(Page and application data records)
|---|

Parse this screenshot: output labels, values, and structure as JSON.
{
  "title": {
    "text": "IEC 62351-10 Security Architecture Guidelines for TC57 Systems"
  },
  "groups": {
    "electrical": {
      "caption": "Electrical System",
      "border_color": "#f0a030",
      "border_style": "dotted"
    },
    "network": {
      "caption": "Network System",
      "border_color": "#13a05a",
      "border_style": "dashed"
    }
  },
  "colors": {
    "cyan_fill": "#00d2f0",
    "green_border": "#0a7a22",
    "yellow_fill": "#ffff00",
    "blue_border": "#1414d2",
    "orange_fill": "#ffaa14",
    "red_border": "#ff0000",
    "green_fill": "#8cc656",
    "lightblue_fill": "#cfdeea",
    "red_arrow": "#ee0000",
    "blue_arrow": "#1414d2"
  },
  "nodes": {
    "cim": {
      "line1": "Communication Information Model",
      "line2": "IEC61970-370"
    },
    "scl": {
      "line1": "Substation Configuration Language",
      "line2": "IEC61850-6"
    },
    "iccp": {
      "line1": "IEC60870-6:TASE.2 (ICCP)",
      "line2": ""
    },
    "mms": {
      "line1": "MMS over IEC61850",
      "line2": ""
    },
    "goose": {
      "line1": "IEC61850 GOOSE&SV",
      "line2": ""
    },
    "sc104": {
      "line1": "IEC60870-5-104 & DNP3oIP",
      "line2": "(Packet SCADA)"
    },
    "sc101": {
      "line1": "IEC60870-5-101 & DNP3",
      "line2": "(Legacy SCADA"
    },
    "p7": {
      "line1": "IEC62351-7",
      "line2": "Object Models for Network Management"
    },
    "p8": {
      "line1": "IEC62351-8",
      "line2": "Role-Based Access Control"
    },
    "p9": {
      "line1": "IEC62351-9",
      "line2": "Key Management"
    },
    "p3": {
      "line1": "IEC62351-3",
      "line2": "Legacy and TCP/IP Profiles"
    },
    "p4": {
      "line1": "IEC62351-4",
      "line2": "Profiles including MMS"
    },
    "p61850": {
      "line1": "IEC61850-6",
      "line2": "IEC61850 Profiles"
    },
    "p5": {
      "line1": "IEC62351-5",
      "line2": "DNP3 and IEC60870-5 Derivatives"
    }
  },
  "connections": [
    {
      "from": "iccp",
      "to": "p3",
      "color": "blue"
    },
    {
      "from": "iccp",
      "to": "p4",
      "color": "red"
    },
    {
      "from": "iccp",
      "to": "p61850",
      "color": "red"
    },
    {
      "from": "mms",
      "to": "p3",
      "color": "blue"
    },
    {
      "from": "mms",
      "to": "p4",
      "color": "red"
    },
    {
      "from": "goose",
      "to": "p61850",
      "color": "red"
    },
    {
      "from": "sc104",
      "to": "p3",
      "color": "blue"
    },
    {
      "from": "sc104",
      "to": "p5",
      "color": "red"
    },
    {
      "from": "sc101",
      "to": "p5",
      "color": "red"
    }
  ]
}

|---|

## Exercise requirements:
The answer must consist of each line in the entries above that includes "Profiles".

## Solution to this task:
      "line2": "Legacy and TCP/IP Profiles"
      "line2": "Profiles including MMS"
      "line2": "IEC61850 Profiles"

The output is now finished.